IHC has agreed to pay half of an $800,000 shortfall incurred by Utah pharmacies because of a pact IHC Health Plans and RxNet of Utah signed this year.Under a "capitation" agreement, IHC paid a fixed amount per member per month, and RxNet agreed to compensate their pharmacies from that amount.

The agreement, however, caught pharmacies at a loss because more IHC Health Plan members began using more prescription drugs.

"The utilization of drugs increased dramatically in 1989 compared with 1988," said Bill Nelson, president of IHC Health Plans. "We thought for awhile it was a seasonal thing, but it turned out that there was just significantly higher drug utilization in 1989 than had been seen when the capitation agreement had been set."

Neil Jensen, executive director of RxNet, the contracting arm of retail pharmacies, said because of problems plaguing the generic drug industry, members of IHC Health Plans - like other Utahns - are requesting more expensive brand-name drugs.

This had lead to increased dollar utilization, but not necessarily increased prescription utilization, he said.

"We also, however, attribute this shortfall to the increased use of Prozac, a drug that had very limited use in 1988, and, therefore, was not taken into account when the capitation rates were derived," he said."

In March 1989, when it appeared that the capitation payment was insufficient to meet prescription costs, IHC gave RxNet a $200,000 cash advance to maintain payment to its member pharmacies.

IHC Health Plans, which represents 40,000 people, one third of them IHC employees, later exempted Prozac from the capitation and agreed to pay RxNet 90 percent of the average wholesale price for Prozac - retroactive to Jan. 1. This gave $160,000 more to RxNet.

However, Jensen said a significant shortfall still exists.

"Because of its commitment to the pharmacy community, IHC has agreed to pay $400,000 of the outstanding balance owed by us to our pharmacies for services incurred before Aug. 31, 1989," Jensen said. "This is far beyond the $150,000 we requested. IHC Health Plans will fund approximately 67 percent of the shortfall for which they have no legal obligation."

Jensen said the shortfall distribution will be equitably made as soon as a final reconciliation of outstanding claims is completed. RxNet, meanwhile, has signed contracts putting them at 100 percent at-risk for the remainder of the shortfall.

To further cut pharmacy losses, IHC Health Plans agreed to terminate the capitation agreement.

Effective Sept. 1, payments were made to Utah pharmacies by IHC on a fee-for-service basis. IHC is now reimbursing pharmacies at 90 percent of the average wholesale price, plus a dispensing fee of $2.50 for name-brand products and $3.50 for generic prescriptions, less the member co-payment.

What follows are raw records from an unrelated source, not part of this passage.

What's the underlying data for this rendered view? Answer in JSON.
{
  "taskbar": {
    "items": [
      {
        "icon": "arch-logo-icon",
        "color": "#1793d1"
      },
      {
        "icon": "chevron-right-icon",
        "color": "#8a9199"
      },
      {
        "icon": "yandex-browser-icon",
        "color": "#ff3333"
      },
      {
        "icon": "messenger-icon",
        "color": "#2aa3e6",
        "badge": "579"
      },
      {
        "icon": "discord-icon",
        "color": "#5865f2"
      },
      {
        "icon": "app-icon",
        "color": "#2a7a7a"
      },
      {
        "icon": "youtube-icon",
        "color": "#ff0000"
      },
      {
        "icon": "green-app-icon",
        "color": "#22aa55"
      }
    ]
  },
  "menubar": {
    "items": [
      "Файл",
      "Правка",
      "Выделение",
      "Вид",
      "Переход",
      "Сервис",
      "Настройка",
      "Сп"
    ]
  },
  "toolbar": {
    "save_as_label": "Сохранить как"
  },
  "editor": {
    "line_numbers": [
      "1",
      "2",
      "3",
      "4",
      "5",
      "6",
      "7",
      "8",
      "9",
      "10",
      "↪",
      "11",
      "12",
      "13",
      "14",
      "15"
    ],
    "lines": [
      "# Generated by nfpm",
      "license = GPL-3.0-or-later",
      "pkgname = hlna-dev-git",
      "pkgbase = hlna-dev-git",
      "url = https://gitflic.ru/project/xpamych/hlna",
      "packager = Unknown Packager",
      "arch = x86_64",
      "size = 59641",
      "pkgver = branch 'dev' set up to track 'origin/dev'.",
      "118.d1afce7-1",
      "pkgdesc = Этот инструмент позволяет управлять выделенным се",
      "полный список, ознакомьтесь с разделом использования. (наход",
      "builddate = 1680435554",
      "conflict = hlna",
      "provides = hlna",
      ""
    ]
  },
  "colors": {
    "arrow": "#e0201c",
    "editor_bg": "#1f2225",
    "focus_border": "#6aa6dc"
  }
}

Jensen, who's also executive director of the Utah Pharmaceutical Association, said pharmacies - at risk by "capitation" - will be elated by the new agreement.